In response to Bonnie Strassell’s letter to the editor from Nov. 4, I wanted to present my side of the argument concerning the library tax.
Although my family and I do not use the library as much as we’d like, I agree that it’s a vital and necessary part of the community.
I appreciate the work the library staff does and know that the services they provide are important to many citizens in our county. I’m also aware that the resources and programs the library offers are not free.
Ms. Strassell pointed out that Grant, Gallatin, Henry and Trimble counties also raised their library-tax rates this year. If we expand that list of counties to include Carroll, Franklin, Harrison, Pendleton, Scott and Shelby, only property owners in Trimble and Franklin counties paid a higher library tax than we did in 2008 – before this year’s 4-percent increase. Furthermore, the rates five of the 10 counties listed here collected last year was under 6 cents per $100 of assessed value, or about $40 less than Owen County residents paid on a $100,000 home in 2008.

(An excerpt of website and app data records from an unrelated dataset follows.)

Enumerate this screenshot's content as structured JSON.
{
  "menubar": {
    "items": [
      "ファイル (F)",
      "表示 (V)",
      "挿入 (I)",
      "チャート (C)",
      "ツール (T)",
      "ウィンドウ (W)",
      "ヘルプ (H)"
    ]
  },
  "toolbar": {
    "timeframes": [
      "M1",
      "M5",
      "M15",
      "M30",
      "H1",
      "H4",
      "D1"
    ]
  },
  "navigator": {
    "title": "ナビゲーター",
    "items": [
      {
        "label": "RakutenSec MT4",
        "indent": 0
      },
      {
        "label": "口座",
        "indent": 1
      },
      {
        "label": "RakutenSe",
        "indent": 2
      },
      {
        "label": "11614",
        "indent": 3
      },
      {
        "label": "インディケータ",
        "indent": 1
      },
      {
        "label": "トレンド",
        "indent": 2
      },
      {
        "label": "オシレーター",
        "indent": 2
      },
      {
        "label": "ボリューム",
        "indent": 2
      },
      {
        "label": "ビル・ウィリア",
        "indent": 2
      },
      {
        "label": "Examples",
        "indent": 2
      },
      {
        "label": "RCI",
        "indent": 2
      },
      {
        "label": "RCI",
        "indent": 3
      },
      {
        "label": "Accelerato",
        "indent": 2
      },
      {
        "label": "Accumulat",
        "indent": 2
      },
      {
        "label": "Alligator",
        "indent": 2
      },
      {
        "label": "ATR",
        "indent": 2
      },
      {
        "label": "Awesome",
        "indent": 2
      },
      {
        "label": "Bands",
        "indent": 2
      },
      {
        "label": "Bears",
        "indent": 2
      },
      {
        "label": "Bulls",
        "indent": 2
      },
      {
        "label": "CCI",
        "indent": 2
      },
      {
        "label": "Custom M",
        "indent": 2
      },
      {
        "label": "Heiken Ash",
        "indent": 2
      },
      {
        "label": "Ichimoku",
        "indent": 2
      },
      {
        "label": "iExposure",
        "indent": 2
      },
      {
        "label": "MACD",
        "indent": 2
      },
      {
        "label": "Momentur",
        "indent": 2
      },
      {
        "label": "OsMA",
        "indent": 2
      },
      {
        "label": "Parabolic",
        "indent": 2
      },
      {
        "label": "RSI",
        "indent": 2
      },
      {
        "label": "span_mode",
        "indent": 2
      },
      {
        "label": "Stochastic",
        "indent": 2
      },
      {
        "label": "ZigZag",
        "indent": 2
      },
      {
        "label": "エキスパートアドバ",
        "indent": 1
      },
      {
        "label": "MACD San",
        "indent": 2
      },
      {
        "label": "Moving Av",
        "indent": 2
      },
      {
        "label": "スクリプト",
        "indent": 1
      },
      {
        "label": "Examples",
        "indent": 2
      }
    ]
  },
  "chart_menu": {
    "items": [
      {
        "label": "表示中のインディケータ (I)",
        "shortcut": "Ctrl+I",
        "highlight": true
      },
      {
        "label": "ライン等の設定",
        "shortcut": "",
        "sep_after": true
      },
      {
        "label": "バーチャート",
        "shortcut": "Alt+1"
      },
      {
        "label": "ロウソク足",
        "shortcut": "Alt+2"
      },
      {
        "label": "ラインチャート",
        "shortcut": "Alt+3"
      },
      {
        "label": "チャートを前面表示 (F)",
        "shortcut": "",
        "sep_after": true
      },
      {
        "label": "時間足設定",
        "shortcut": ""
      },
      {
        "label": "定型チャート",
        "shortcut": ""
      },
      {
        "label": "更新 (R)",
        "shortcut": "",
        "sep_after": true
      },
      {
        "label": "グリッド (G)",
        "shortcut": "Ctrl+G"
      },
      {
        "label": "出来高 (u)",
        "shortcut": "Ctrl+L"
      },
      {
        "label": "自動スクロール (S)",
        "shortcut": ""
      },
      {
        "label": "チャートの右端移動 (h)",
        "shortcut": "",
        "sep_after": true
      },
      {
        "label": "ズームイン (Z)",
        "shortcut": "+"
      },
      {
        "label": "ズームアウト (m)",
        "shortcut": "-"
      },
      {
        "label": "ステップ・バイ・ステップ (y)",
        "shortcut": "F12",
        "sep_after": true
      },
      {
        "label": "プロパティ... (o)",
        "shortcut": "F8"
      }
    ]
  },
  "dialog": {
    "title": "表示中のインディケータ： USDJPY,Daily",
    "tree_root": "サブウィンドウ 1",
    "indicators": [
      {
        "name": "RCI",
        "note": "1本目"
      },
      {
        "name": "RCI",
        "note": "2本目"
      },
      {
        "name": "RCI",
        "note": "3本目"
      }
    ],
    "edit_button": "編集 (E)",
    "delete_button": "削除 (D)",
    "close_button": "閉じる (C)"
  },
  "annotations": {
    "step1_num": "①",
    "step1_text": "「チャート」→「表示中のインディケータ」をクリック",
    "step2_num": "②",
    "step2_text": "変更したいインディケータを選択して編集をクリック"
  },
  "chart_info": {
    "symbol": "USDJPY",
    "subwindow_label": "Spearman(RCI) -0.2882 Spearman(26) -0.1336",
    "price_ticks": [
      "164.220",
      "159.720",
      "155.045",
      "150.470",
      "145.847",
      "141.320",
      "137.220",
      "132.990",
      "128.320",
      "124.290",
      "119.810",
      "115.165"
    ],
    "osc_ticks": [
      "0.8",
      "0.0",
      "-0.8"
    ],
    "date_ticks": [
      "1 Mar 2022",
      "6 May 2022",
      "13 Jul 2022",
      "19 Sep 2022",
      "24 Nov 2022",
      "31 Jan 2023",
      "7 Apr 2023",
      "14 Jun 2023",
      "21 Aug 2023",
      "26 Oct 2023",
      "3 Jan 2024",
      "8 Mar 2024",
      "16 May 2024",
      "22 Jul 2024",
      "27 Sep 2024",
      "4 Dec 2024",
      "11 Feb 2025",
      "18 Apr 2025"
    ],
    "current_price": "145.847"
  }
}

For $40, I could fill the car up with gas, buy the kids a video game or pay next month’s cable bill.
The rate Owen County homeowners pay to the library has gone up over 50 percent in just four years. This fact cannot be overlooked. Some might not consider this increase excessive but I do, and if you ask taxpayers who either don’t use the library or are on fixed income, I’m sure they would agree. It’s also a fact that the school and library taxes the county collects from homeowners are among the highest in Kentucky. Real estate and property tax rates for every county in the state are available on the Kentucky Department of Revenue’s Web site, www.revenue.ky.gov. I would urge anyone interested in comparing Owen County’s taxes to other Kentucky counties’ to visit this page and see the numbers for themselves.
Everybody knows that these are difficult times. Many people, including myself, are struggling to pay their bills and provide for their families. We’ve all had to make sacrifices, but with cap and trade, health-care reform, value-added taxes and a second stimulus package on the horizon – not to mention Kentucky’s own budget woes – I have to ask this simple question: Don’t we pay enough?
I firmly believe our Constitutional rights to life, liberty and the pursuit of happiness are being taken from us in the form of higher taxes and out of control government spending at all levels. If we don’t act now to preserve these freedoms, who will? It’s time for we the people to stand up and let our voices be heard.